This past weekend was the one-year anniversary of the mass shooting at Sandy Hook Elementary in Newtown, Conn. Although the town requested privacy and did not host a formal memorial of any kind to mark the date, it was hard not to think of the 20 children and six educators lost that day due to senseless gun violence.
If the few media reports providing updates on some of the families were not enough of a reminder, the day before the anniversary, reports came in of a shooting at Arapahoe High School in Centennial, Colo., an event that left two students wounded and the student shooter dead.
While it is believed that the 18-year-old shooter at Arapahoe High was attempting to target a specific teacher and the reasoning behind the events at Sandy Hook are still unknown, both serve as a reminder of how frequent unnecessary gun violence occurs in this country.
Just one day after the shooting at Sandy Hook, President Barack Obama made a speech at a vigil for the victims in Connecticut. In his speech, President Obama said this: “In the coming weeks, I will use whatever power this office holds to engage my fellow citizens – from law enforcement to mental health professionals to parents and educators – in an effort aimed at preventing more tragedies like this. Because what choice do we have? We can’t accept events like this as routine. Are we really prepared to say that we’re powerless in the face of such carnage, that the politics are too hard? Are we prepared to say that such violence visited on our children year after year after year is somehow the price of our freedom?”
Apparently we are, because one year later, no federal laws regarding guns have changed. Those who support stronger background checks, a federal assault weapons ban and other legislation aimed at preventing mass shooting incidents have been unable to convince those on the other side that it is time to change. No one has been able to come to a compromise and the power of those who support the gun industry is on full display.
On the state level, things have changed. Although Rhode Island was not able to pass stricter gun laws like Connecticut, the General Assembly made changes to school safety, increased penalties for committing crimes with stolen weapons and created a task force to explore the mental health issue … but is it enough?
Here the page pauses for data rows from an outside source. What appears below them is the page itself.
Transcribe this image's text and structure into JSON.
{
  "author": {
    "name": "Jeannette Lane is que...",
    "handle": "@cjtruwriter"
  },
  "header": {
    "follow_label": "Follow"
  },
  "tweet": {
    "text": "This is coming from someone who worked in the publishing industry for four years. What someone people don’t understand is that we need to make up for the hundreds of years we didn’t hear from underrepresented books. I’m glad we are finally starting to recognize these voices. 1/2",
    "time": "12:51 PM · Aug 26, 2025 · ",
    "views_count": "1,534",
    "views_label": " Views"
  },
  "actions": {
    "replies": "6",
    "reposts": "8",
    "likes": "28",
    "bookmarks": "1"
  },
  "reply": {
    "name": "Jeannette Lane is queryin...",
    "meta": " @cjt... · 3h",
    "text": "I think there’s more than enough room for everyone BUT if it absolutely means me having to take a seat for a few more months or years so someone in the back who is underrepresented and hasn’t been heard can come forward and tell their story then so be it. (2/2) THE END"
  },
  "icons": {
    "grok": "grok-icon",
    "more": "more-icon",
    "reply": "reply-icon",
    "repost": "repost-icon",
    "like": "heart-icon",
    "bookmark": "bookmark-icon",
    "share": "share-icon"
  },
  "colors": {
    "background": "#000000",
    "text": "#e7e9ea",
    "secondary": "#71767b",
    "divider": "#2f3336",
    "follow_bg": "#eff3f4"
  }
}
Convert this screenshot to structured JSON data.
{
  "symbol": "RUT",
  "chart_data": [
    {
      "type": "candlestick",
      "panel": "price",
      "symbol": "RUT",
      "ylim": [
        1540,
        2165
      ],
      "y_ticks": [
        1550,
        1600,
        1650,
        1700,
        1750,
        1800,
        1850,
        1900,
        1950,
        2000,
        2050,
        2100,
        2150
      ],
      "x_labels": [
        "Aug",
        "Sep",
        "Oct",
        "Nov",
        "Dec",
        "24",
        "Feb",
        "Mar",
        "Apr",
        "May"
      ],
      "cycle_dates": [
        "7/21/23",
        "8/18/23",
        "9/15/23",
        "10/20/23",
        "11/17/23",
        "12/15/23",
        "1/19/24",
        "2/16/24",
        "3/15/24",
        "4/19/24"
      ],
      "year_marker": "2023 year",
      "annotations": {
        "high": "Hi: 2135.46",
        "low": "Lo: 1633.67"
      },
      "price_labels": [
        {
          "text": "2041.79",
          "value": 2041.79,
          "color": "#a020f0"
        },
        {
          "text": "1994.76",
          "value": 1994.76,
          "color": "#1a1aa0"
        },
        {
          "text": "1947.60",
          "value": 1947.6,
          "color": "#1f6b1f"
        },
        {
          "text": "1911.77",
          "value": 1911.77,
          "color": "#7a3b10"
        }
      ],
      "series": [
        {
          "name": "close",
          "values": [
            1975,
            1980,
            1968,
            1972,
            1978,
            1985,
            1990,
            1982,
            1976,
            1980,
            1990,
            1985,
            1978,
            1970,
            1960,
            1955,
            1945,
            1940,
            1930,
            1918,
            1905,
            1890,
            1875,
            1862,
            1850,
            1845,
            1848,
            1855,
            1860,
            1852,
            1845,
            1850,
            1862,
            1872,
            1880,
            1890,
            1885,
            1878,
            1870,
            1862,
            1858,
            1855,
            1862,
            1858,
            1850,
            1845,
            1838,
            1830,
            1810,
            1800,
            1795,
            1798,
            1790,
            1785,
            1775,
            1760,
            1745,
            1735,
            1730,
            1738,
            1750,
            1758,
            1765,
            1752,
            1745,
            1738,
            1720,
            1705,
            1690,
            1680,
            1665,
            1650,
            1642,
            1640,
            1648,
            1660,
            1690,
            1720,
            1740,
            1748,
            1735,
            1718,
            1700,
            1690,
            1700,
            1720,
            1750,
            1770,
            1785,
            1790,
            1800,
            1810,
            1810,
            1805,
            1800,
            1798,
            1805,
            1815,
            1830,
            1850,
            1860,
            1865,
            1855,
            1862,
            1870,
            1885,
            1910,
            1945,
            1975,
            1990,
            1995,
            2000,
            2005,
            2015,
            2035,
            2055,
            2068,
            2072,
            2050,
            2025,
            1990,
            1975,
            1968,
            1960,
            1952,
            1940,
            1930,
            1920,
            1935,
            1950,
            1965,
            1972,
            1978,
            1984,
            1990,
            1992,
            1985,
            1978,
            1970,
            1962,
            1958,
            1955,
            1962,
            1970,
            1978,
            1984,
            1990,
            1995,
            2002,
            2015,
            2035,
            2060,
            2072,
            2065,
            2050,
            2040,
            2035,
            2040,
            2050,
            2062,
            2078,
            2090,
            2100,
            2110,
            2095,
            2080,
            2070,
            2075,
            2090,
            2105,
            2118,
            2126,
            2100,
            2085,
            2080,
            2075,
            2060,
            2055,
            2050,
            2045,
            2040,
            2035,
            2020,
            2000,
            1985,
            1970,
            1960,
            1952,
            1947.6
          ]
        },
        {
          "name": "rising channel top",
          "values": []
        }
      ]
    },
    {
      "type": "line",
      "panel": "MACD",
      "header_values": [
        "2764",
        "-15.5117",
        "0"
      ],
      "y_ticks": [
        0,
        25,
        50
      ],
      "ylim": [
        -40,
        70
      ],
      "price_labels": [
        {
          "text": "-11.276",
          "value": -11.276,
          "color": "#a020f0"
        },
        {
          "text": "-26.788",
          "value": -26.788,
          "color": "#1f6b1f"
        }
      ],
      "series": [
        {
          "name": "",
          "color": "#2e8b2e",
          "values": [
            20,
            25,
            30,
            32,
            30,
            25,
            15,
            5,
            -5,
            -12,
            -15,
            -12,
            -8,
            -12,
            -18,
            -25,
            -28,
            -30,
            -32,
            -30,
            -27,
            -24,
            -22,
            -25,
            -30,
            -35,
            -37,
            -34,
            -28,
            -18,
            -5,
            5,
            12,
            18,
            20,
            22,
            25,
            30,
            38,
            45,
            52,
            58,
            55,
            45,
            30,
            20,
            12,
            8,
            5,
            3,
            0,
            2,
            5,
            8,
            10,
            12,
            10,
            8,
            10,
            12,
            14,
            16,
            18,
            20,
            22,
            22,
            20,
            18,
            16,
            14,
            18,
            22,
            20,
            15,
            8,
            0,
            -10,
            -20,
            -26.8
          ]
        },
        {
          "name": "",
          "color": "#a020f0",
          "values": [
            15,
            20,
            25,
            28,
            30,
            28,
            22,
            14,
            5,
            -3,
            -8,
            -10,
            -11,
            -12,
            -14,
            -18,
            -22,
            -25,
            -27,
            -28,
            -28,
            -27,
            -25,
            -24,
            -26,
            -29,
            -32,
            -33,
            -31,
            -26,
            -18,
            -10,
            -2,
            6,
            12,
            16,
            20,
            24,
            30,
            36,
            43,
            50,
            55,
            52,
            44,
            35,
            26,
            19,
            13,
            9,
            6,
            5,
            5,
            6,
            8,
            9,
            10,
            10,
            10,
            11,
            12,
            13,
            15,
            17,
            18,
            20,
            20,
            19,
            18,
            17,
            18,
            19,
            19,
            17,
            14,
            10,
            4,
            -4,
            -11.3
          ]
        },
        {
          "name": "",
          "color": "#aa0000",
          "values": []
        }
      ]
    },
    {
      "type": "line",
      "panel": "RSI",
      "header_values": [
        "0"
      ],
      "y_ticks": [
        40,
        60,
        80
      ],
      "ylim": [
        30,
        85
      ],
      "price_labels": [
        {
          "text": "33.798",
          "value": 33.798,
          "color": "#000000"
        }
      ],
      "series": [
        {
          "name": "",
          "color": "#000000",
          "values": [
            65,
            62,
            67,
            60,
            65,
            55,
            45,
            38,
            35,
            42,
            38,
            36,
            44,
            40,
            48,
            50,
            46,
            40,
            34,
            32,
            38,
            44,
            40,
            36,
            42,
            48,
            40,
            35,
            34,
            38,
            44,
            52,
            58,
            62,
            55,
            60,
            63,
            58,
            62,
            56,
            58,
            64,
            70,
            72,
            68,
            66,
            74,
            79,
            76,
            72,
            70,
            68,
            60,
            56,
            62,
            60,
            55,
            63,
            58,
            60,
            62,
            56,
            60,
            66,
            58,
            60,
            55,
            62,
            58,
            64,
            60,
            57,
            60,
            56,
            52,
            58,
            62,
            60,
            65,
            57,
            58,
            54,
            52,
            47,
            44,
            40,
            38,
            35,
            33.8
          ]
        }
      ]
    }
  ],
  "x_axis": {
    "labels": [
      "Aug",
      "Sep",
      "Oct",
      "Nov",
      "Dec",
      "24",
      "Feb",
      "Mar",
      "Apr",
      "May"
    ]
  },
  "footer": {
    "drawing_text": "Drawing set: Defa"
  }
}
How many more mass shootings do there need to be? How many more times will our country have to come together to mourn the loss of so many innocent lives?
Every time a mass shooting occurs, the cries for stronger gun laws can be heard throughout the country, but then nothing changes. There has been enough talking; it is time for action.
The 26 lives lost at Sandy Hook, and the countless others before them and since them, deserve that much.